My chili is not gourmet in the slightest. It's made with ground beef, not chunk or stew beef, and the base recipe is the 1:1:1 of one pound meat, one 1-lb can tomatoes (technically we now have 15-ounce cans, but whatever), and one 1-lb can of beans. I'm sure it sounds pretty pedestrian, but allow me to suggest a few choices which can add up to a significant improvement in the final product.
Beans: I go with either small red beans or pink beans, though you can use pinto or black beans if you like. Do not drain the beans.The starch in the bean liquid will help thicken the chili.

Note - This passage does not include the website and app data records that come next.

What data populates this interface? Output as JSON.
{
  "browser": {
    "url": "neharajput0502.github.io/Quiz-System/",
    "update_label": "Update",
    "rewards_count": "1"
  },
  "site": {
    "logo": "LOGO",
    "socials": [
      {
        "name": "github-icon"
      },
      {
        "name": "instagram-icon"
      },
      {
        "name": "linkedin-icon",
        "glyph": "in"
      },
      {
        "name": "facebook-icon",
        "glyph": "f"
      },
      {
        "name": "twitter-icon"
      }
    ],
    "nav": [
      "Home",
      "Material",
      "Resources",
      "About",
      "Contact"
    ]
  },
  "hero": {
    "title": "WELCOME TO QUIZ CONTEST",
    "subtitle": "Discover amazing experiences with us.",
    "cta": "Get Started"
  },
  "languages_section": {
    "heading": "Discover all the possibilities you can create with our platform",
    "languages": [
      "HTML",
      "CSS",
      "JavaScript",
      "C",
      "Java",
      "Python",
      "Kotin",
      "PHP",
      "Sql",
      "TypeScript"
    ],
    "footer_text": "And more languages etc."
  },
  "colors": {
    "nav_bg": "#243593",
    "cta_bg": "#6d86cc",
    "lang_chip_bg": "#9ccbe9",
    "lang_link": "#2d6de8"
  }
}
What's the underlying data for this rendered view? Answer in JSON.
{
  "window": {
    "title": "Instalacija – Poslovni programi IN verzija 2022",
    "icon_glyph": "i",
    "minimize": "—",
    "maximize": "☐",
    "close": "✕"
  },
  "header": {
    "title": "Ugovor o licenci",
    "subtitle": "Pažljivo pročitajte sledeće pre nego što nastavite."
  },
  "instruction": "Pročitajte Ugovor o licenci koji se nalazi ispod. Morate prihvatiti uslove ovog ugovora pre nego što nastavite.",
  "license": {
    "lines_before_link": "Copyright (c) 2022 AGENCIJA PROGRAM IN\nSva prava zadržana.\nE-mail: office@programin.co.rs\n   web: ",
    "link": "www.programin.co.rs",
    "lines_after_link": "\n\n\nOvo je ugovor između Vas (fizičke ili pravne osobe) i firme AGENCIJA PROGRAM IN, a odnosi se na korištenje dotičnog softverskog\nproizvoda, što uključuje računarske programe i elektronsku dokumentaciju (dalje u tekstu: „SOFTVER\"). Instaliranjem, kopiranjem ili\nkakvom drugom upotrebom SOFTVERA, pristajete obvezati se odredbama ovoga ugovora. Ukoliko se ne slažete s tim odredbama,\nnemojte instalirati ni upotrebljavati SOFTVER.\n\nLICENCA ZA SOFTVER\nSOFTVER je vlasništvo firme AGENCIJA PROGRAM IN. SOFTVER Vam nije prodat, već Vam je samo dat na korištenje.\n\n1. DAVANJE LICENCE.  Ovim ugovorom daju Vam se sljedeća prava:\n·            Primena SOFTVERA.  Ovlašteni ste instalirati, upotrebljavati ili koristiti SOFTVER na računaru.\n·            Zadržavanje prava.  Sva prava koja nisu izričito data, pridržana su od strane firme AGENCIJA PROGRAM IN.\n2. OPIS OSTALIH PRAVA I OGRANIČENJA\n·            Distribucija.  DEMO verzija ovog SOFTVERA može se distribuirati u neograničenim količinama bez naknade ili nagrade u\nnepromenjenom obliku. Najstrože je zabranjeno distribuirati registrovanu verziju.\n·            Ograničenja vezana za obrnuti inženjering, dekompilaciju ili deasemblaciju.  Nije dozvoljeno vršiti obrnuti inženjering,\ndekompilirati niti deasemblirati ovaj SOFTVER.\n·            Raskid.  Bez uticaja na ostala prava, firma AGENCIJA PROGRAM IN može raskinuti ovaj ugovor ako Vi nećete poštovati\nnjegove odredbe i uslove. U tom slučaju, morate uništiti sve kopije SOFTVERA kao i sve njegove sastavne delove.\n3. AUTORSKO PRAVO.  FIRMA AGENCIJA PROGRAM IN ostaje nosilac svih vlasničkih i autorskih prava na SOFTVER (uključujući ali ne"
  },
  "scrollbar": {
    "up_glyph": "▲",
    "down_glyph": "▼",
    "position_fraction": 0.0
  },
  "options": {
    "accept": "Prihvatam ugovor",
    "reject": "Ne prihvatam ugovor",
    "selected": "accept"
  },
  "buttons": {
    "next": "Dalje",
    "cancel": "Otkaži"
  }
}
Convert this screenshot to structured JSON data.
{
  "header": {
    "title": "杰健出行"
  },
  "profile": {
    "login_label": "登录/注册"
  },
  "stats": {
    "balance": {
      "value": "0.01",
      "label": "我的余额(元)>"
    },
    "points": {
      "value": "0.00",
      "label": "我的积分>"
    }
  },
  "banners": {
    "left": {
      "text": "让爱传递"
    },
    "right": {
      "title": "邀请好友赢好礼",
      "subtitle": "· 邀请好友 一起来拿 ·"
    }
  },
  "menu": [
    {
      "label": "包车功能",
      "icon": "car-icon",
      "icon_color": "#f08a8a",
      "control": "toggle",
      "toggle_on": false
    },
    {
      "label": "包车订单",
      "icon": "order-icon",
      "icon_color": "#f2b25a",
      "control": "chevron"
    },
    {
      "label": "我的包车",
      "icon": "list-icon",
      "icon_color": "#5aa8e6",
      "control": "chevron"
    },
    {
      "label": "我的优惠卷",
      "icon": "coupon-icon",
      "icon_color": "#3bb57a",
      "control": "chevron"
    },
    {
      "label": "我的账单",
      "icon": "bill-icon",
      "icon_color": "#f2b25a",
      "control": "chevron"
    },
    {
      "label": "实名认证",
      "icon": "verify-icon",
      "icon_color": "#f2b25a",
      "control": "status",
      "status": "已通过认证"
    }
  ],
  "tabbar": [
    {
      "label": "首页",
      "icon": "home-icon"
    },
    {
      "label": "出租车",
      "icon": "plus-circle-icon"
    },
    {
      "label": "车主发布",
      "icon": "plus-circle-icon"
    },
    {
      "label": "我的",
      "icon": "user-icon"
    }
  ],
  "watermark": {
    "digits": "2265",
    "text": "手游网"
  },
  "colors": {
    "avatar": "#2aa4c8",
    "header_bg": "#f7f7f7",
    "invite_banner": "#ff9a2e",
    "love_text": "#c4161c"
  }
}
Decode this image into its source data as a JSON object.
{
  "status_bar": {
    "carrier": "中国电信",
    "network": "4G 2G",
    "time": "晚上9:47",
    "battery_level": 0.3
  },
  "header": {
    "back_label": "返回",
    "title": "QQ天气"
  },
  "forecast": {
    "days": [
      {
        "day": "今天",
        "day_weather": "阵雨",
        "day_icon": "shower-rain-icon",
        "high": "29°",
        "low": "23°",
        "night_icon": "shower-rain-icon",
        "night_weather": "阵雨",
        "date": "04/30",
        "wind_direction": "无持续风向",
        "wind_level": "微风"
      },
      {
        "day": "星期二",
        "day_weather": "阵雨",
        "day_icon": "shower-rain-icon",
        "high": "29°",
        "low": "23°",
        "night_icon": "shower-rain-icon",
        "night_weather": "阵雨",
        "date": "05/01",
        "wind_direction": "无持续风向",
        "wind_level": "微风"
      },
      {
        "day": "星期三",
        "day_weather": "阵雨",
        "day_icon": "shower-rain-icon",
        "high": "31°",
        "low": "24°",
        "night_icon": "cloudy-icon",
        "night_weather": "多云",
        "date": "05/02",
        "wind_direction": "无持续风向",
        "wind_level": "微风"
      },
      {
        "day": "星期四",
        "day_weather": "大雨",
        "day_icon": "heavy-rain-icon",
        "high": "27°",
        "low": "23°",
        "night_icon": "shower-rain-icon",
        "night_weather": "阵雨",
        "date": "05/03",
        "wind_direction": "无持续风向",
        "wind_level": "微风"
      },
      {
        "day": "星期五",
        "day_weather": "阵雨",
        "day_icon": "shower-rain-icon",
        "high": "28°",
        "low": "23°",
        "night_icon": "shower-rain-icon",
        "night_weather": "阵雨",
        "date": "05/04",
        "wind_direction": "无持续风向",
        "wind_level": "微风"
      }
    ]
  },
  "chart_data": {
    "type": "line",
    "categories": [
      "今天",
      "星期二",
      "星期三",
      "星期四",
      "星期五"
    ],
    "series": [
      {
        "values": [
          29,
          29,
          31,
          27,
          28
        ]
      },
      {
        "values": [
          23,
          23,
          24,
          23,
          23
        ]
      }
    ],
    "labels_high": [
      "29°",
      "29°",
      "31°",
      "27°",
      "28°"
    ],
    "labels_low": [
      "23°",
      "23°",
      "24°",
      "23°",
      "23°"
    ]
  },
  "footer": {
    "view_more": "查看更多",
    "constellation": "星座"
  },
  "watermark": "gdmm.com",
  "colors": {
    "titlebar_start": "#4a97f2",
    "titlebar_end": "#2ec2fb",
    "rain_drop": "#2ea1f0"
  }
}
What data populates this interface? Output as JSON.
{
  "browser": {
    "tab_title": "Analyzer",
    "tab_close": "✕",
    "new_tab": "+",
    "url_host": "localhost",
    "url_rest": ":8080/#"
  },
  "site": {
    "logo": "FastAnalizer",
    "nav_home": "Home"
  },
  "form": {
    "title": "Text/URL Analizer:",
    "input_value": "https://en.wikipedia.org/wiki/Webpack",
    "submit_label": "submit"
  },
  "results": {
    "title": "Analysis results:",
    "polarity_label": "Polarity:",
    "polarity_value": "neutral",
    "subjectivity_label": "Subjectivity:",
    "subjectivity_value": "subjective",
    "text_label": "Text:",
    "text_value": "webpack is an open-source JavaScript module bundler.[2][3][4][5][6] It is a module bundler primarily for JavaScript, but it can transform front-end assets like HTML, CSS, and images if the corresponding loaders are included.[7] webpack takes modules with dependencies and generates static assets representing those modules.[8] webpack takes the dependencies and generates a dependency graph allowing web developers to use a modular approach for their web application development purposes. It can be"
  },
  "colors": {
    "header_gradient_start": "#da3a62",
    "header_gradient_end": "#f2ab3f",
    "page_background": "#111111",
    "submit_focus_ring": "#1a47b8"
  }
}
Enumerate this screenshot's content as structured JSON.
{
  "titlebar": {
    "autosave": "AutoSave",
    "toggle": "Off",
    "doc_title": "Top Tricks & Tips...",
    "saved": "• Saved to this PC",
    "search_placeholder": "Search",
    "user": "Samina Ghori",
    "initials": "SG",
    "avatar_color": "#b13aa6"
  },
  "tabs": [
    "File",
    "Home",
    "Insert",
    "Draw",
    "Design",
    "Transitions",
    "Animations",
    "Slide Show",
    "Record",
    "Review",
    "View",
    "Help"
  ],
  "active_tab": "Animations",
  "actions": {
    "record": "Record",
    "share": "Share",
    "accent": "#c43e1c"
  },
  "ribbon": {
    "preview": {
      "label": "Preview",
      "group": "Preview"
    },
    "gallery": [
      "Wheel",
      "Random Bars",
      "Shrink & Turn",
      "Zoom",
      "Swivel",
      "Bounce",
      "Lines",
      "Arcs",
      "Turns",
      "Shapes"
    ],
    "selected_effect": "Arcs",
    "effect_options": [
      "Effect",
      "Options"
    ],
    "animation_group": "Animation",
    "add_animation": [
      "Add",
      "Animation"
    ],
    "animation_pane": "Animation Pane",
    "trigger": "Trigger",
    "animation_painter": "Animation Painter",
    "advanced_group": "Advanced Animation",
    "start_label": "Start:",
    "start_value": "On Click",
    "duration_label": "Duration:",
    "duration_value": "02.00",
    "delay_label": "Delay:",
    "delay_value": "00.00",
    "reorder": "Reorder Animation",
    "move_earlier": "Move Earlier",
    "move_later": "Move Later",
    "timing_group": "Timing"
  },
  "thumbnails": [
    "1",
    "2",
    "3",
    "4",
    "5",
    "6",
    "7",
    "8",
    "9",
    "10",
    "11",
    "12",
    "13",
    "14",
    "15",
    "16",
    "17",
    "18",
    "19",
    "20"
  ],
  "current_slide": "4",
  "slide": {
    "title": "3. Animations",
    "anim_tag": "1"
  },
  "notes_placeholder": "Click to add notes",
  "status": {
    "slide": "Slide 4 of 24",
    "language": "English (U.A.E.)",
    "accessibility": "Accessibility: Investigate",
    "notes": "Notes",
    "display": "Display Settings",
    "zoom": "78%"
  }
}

Tomatoes: diced fire-roasted for preference, and I also add a small can of tomatoes and green chilis (the best known brand in the States is Ro-Tel). Don't drain the tomatoes, either.
Additional liquid: Rinse the cans with a small amount of water and add that in. In addition, I use beef broth. Beer is an alternative (at least a small amount) and some cooks add coffee.
Flavorings/spices: This is where you can get creative. I dice an onion and two cloves of garlic and cook these after the meat is browned and drained. Then add the meat back in and add the beans/tomatoes/Ro-Tel and the beef broth. Now, keep in mind that chili powder also is a thickening agent. Standard prepared chili powder consists of pulverized dried chilis, oregano and cumin and often paprika. You can also purchase powders of individual chilis such as ancho chili, but I go with the old tried and true. What I like to do is to start with pouring in some chili powder - I really don't measure but I would estimate 1.5 to 2 tablespoons - and then add in varying amounts of oregano, paprika, garlic powder (yes, on top of the garlic), maybe some celery salt, cumin and a little cayenne. Depending on what is available and my whim, other options would be crushed red pepper or hot sauce. And if you're going for that gourmet touch, a small amount of cocoa powder or bitter cooking chocolate can be added, though I've never tried that either. Be sure to taste as you go. Don't forget the salt, though with the sodium in the canned vegetables you may need less than you think.
Once all this is in, I bring it to a boil, lower to a simmer and let it go for at least an hour. Don't let it go at a hard boil, because the beans are already cooked and they will fall apart. Lastly, another authentic touch if you want to thicken your chili is to take a small amount of cornmeal, mix it in a cup with some water or liquid from the chili until you have a smooth, loose slurry, and stir it into the chili. You should not use a lot, maybe a couple of tablespoons of cornmeal, and it will need to cook for 20 minutes or so.
You can serve with diced onions, grated cheese, sour cream if you like. You can also put chili on baked potatoes or cooked rice, or even on spaghetti. Warm leftovers and toss with romaine or iceberg lettuce, corn chips and cheese and you have taco salad. Enjoy.